« Reply #2 on: August 12, 2009, 05:20:17 pm »
Continue to my own discussion:

For a trie implementation now in Code completion plugin, the search tree achitecture was designed by Rick22, and it is mainly something like:

Code
std::map<wxString, T>

To record many Token with the same name, we usually use a TokenIndex structure.(which is a map<Index to Token>).

Here is the belief SearchTree structure steps:

1, we know that a Token is allocated from a memory pool, and its address was recorded in a vector<Token*> structure.

2, From the step 1, we can refer to any Token by a index in the vector<Token*>

3, For some Tokens which were different types but have the "same" name, such as:

Code
int abc;
int abc();
class abc{
   XXXXX
}
All of the three Tokens above have its name "abc", so, we use a set<index> which contains all the Token index share the same Token names.

4, Our search tree is just something like  map<wxString, set<index>>, which the key is a wxString. So, actually, we choose a memory efficient data structure called trie, it is like trie<wxString, set<index>

5, given the trie, we can query any Tokens in this trie by its name, or by a pre-fix names.


My question is:

Why do we need a vector<Token*>, is it necessary?

I think we can just skip the step 1,2,3, and directly use trie<wxString, set<Token*>>

Any comments about my suggestion? Thanks. :D

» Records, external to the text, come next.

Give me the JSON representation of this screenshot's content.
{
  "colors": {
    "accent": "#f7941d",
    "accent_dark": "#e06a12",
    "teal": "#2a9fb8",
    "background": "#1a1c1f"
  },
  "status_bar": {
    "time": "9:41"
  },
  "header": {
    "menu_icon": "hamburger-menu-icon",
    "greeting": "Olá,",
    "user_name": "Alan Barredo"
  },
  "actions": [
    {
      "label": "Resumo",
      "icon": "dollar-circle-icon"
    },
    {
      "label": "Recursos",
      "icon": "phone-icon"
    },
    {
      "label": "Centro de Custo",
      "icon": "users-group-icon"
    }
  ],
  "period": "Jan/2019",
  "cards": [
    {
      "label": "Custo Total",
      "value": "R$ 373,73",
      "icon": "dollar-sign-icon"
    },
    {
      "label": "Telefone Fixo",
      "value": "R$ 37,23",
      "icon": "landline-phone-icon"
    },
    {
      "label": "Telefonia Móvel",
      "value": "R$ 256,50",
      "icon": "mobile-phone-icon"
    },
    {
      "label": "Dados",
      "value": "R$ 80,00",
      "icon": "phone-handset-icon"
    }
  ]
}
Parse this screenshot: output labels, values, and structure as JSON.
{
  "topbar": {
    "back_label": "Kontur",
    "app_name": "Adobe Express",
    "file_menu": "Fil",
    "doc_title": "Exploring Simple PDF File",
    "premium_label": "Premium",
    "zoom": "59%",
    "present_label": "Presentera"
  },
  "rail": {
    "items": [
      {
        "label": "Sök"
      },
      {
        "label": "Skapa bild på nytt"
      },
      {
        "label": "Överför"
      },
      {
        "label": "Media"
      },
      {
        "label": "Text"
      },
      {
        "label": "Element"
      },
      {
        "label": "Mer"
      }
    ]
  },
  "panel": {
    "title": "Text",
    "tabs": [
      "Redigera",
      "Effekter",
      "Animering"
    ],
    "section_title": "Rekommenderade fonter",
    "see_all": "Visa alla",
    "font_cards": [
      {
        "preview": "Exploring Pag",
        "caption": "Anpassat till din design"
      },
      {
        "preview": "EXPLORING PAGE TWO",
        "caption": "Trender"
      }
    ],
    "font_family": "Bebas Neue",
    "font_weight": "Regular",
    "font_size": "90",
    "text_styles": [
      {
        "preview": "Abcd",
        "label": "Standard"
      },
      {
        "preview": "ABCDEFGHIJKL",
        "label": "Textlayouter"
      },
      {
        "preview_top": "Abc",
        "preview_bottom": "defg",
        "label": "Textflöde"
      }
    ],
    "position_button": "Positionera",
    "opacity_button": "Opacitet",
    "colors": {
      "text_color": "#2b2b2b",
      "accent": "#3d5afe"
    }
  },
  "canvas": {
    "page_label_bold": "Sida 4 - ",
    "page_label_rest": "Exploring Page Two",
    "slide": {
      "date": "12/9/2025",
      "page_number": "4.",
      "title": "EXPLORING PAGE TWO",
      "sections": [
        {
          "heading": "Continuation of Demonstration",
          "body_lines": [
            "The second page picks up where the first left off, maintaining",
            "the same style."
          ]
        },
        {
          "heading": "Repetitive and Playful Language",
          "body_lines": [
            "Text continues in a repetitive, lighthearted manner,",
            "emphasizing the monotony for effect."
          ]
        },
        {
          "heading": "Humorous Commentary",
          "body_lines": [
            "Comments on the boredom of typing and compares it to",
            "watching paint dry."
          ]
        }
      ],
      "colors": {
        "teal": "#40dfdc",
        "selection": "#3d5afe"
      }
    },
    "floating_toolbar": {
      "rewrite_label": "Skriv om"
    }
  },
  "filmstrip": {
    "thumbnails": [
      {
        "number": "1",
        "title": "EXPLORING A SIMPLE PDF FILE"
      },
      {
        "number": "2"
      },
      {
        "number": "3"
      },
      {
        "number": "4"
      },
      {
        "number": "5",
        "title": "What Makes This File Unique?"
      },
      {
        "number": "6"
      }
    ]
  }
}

« Last Edit: August 12, 2009, 05:25:12 pm by ollydbg »
If some piece of memory should be reused, turn them to variables (or const variables).
If some piece of operations should be reused, turn them to functions.
If they happened together, then turn them to classes.